It isn’t that there’s less abuse — these declines are similar to the decline in normal summer months, when mandated reporters such as classroom teachers, guidance counselors, school nurses and others required by law to report suspected abuse, see less of the children they care for or teach. Those are all opportunities to notice behavioral signs of abuse, like diminished school performance or social relationships, or in limited cases, physical evidence such as bruises. As both layoffs and alcohol usage climb in the U.S. and families are confined together to comply with stay-at-home orders, the risk of physical, emotional, and sexual violence climbs. The more stress an offender is under, the less able they are to control and manage their behavior. When this is over, a major increase in child abuse reports are expected.

The Emerald Coast Children’s Advocacy Centers (ECCAC) are anticipating the same increase to happen with this crisis. In these unprecedented pandemic times, the centers in Niceville and the Pierce Family Center in DeFuniak Springs are dealing directly with these issues. They have already adapted and stepped up with the community to help children. This has been a time to acknowledge the importance of the community working together to help prevent child abuse and neglect, and also to promote the social and emotional well-being of impacted children and their families.

For the safety of the children ECCAC serves, their centers’ lobbies have closed until it is deemed safe to re-open. Although the lobbies are closed, the centers and its agency partners are still responding to and investigating child abuse cases.

Their therapists are conducting virtual “tele-therapy” sessions with children and staff is hard at work from home. Many members of ECCAC’s team partners are considered essential workers, such as law enforcement, prosecutors, child protection teams and the Department of Children and Families. Even ECCAC’s therapy dogs have been on the tele-therapy sessions which has been a big hit with the children and a big help for them to open up to their therapist.

Distillery 98, located in Santa Rosa Beach, was kind enough to donate five gallons of sanitizer.

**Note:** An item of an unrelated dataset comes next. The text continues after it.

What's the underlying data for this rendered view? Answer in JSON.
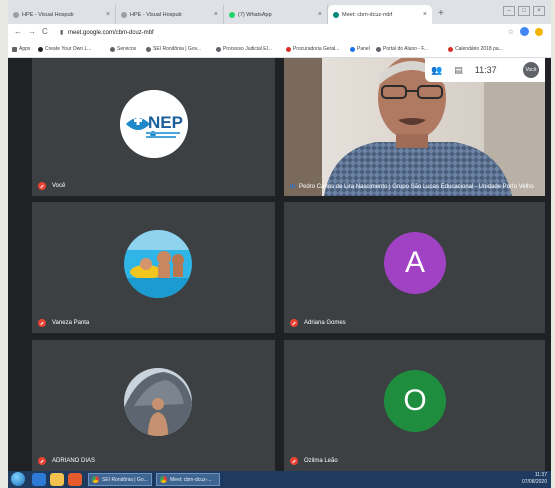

Velia Lala, an ECCAC board member and owner of Velia Lala Designs in Ft. Walton Beach, along with her team, have been making face masks. They have donated more than 70 face masks in the past several weeks. Then there is long-time volunteer at the Niceville Center, Bernadette Williams. For the past five years, she has been an admin volunteer helping the staff. Now that she is adhering to Florida’s stay-at-home directive, she got busy and has made over 50 face masks for ECCAC and their partners.

In addition, because schools have been closed, many, if not most, students in Okaloosa and Walton Counties either had, or have received Internet devices so they can continue the learning process on-line.

So, ECCAC has created child abuse prevention information videos that include internet safety that are designed just for students and hopes to have them available in the near future. Please visit the website at www.ECCAC.org and Facebook page for updates.

ECCAC is in its 20th year of operation. It has provided more than 150,000 services at no cost to include mental health therapy, crisis intervention, referrals to other community providers, interviews and medical services to more than 14,000 children and their families. They will be hosting a 20th year celebration at the Niceville Center on October 27. If abuse is suspected, call the anonymous Florida Abuse Hotline at 1-800-96-ABUSE.